(GIVEN ENTRIES)
※

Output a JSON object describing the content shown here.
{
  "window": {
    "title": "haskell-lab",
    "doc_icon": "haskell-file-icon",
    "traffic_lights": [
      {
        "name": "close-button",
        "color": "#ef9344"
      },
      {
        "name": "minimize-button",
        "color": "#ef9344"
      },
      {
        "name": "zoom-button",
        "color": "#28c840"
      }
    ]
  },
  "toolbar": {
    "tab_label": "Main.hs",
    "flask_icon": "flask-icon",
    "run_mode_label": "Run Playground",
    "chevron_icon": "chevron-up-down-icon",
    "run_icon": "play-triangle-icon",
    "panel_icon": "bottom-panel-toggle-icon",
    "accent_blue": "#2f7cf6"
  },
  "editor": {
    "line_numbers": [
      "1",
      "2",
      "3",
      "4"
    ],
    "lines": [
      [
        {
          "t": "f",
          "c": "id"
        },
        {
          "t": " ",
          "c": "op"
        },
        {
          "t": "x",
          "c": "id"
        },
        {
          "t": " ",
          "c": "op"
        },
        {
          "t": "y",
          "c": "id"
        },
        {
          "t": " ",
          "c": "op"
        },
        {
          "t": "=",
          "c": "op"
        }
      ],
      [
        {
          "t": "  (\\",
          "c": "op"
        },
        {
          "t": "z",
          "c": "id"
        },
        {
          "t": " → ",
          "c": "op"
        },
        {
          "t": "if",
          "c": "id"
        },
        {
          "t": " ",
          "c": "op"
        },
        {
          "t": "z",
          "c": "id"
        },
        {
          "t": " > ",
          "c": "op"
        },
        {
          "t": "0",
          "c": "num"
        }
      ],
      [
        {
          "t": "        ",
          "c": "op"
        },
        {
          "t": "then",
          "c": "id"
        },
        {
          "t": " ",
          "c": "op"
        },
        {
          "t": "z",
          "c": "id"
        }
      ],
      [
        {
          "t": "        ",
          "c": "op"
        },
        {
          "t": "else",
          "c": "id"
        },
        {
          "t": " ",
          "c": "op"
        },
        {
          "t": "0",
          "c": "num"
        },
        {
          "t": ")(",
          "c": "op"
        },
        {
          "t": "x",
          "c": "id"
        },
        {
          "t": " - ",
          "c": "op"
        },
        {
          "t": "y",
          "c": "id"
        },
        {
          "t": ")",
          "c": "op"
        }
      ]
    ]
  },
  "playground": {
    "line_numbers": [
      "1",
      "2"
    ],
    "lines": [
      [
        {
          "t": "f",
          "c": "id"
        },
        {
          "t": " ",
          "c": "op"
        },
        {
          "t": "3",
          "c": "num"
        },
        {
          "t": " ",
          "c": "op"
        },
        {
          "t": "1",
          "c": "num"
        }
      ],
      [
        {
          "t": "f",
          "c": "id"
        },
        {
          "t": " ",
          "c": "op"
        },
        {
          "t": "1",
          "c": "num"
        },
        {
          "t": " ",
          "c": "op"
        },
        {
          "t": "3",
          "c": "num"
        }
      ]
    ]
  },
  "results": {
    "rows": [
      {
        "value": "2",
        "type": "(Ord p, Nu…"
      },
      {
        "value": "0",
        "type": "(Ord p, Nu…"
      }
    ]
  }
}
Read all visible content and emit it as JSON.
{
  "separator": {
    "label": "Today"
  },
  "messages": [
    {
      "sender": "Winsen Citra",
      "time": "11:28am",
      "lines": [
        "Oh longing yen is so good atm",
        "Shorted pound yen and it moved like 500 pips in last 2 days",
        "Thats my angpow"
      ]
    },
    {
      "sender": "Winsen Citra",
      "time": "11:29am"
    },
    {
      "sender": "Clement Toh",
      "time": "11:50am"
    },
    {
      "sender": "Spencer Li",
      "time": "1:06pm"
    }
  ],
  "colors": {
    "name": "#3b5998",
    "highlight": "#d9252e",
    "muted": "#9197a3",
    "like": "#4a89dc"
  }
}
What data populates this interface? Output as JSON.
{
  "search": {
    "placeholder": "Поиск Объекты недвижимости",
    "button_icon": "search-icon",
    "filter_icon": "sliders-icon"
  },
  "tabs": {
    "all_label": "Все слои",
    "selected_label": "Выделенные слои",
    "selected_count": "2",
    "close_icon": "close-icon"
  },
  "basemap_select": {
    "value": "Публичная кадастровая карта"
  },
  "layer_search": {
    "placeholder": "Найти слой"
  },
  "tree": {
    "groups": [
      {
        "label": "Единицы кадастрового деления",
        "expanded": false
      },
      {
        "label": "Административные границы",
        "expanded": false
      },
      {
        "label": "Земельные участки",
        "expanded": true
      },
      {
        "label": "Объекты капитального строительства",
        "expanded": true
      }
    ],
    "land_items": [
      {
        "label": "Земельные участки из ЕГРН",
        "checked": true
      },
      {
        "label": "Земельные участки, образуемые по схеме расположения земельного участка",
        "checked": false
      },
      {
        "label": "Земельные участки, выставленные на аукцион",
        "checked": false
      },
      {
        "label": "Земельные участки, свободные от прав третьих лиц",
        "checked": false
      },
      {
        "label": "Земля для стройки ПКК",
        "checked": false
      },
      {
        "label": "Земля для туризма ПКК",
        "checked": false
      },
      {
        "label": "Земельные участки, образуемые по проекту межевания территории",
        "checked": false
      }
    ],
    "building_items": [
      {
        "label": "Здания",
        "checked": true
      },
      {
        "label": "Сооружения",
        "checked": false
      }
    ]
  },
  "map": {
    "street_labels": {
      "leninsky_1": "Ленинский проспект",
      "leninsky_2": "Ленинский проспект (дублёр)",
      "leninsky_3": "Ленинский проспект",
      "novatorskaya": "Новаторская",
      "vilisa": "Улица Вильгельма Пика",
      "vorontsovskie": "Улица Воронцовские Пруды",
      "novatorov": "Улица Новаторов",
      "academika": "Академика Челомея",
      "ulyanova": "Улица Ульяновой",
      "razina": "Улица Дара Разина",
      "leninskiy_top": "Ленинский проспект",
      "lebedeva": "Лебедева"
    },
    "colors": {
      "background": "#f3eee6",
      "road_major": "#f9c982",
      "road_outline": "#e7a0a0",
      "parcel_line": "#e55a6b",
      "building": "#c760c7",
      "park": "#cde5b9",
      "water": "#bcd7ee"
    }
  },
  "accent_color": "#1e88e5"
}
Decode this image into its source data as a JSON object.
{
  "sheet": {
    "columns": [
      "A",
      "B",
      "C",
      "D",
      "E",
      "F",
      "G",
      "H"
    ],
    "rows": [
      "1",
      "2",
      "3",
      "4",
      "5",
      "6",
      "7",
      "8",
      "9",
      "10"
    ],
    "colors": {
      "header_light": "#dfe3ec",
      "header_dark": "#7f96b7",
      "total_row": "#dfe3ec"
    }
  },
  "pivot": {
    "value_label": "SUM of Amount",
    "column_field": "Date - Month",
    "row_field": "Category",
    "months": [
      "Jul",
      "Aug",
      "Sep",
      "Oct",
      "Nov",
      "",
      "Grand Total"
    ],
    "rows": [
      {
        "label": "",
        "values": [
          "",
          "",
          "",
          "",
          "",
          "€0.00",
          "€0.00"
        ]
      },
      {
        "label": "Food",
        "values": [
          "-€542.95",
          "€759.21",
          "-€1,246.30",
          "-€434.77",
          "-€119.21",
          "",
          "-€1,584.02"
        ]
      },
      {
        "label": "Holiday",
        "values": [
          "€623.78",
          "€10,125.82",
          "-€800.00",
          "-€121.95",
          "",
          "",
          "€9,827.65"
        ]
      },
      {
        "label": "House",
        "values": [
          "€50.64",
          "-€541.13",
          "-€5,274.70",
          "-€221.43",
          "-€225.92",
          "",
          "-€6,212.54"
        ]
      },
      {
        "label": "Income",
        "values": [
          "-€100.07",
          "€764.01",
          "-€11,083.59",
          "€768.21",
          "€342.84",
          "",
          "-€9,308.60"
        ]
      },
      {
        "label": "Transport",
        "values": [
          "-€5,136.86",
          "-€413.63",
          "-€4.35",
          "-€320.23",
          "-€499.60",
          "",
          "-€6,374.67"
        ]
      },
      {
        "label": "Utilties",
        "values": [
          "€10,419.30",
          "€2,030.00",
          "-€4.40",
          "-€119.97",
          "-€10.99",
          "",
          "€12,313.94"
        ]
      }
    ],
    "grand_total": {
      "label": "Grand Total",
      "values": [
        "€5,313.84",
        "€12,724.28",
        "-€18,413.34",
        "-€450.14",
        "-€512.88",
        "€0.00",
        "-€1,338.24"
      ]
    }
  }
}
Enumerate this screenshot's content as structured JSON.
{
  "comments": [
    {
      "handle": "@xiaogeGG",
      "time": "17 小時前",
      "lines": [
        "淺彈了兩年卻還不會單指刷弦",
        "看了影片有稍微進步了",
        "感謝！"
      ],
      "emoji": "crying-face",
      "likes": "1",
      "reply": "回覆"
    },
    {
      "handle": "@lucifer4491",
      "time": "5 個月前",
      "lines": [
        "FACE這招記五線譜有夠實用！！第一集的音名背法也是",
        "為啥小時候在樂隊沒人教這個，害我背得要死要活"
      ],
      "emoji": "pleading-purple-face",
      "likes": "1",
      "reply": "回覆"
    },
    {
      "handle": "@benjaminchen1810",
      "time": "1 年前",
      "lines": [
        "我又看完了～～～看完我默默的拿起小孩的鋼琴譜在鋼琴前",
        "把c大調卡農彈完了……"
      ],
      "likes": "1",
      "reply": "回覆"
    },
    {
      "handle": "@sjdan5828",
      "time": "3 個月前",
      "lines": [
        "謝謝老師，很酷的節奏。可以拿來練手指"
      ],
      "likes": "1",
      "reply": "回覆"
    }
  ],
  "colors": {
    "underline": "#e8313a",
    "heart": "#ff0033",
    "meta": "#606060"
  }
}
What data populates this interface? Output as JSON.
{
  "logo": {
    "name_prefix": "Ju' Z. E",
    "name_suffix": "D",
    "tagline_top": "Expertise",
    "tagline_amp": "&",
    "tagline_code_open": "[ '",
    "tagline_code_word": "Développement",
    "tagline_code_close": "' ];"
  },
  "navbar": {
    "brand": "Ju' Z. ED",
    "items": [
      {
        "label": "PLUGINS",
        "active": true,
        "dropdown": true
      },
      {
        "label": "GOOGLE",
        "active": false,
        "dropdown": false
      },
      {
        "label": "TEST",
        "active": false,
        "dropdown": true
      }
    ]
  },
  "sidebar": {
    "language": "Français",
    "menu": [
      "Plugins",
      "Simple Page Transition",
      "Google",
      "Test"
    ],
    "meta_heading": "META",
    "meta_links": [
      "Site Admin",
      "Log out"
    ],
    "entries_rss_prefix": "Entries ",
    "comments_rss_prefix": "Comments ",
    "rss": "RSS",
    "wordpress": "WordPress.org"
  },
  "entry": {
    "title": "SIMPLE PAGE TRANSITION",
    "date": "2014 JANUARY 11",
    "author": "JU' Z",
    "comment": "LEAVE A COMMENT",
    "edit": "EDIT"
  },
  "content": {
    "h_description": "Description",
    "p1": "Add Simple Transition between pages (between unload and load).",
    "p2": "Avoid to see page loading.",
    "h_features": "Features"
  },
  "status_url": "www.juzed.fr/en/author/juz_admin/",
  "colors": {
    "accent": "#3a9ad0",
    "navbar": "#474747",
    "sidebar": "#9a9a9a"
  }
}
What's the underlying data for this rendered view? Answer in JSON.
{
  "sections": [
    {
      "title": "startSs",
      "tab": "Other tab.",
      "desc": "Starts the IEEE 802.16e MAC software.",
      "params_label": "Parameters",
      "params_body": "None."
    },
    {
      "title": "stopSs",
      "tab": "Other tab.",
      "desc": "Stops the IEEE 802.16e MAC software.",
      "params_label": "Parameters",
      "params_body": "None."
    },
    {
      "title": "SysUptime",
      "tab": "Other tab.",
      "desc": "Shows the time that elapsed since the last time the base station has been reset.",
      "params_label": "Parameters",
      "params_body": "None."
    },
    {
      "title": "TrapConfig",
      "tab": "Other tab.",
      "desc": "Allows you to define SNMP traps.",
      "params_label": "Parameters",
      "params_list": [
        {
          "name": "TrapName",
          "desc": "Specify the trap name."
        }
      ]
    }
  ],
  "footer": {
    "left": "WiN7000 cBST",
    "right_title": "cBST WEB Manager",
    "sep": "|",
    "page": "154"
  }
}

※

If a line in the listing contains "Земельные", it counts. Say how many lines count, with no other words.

(ANSWER BOX)
6